__Your objective__. Go through the data line by line and count the lines that hold "MirandaMoranSK". Reply with the total only.

————————

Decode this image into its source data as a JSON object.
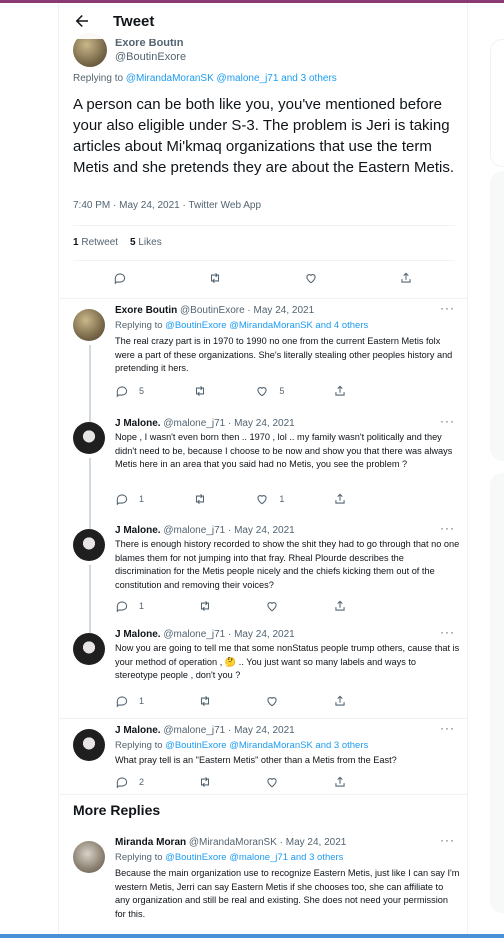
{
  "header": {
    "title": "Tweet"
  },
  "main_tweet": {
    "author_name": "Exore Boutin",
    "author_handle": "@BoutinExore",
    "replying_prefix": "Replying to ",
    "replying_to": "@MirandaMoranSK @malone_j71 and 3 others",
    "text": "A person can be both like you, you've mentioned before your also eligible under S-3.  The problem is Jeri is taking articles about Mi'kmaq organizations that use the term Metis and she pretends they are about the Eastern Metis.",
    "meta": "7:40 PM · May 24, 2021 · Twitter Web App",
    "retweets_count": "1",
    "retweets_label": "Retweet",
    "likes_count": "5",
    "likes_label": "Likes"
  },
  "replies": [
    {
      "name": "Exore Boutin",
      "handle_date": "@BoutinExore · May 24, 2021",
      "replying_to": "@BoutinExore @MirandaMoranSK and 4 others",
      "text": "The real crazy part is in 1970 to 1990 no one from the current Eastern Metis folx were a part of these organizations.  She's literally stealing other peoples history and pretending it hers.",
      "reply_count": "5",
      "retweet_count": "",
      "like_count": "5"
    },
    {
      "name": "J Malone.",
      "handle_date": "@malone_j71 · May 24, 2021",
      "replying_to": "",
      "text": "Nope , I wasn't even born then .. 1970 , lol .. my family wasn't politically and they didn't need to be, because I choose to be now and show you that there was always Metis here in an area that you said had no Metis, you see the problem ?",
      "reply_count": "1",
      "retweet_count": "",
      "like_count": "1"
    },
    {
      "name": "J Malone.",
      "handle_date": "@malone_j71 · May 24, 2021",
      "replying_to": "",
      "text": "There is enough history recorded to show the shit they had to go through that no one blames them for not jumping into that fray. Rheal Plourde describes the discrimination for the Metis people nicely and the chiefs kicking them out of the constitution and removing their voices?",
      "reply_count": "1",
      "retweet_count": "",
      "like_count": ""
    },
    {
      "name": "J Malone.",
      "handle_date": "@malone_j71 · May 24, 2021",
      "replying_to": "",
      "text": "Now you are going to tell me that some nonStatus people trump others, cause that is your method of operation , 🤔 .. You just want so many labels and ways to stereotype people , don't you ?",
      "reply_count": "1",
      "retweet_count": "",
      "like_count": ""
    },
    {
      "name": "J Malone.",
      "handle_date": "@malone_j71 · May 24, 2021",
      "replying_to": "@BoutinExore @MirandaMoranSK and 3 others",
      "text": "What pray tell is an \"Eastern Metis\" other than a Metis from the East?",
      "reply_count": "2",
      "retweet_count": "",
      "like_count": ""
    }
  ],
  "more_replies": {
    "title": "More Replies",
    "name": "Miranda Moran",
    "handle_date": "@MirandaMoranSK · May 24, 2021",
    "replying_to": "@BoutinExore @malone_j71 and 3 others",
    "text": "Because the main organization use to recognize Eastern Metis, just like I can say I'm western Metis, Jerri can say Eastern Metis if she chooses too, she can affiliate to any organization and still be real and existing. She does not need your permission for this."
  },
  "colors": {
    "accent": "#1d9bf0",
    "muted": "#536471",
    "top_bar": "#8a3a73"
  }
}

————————

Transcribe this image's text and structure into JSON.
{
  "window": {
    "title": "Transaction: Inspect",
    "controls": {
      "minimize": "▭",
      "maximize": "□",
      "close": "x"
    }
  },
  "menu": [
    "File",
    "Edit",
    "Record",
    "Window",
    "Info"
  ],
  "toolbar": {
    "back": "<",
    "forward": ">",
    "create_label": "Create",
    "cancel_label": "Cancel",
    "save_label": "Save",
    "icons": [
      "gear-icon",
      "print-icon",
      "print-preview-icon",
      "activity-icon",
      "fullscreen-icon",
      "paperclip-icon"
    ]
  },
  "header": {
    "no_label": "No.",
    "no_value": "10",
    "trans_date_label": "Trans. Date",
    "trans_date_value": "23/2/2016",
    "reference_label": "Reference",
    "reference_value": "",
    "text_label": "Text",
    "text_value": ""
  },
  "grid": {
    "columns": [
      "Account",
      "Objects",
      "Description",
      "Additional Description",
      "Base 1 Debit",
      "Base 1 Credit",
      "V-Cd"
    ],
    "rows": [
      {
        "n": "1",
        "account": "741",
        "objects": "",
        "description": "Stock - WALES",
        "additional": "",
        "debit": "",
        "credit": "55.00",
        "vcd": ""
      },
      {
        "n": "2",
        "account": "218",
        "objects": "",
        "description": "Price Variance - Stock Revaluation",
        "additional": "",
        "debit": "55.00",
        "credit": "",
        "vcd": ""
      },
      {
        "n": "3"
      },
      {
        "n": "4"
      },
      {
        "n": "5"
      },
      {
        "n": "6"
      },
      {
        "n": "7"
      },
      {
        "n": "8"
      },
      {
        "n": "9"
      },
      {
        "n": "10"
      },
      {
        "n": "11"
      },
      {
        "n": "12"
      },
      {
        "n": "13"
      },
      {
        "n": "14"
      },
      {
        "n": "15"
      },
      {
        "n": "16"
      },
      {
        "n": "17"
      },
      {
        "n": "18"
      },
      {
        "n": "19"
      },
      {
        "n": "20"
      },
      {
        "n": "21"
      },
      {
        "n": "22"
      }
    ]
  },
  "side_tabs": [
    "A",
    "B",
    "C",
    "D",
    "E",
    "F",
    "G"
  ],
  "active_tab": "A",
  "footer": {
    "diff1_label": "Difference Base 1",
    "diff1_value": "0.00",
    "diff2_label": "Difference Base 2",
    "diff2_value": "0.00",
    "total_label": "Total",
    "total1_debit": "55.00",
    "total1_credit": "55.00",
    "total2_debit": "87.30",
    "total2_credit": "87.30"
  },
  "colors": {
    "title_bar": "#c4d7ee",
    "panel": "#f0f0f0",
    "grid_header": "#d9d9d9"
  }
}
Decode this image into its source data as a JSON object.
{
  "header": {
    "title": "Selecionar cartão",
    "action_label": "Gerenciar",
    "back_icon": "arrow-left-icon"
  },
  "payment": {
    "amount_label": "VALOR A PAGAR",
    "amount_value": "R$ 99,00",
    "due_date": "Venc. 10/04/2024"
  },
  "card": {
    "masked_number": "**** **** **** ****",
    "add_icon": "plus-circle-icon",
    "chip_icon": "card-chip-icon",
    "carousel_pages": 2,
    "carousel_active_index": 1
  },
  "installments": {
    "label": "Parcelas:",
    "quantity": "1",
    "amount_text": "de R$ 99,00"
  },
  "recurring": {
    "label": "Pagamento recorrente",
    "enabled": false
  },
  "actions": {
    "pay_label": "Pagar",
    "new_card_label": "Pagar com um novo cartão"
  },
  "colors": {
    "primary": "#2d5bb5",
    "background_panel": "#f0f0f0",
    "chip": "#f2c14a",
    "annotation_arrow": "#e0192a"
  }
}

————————

__Task result__. 4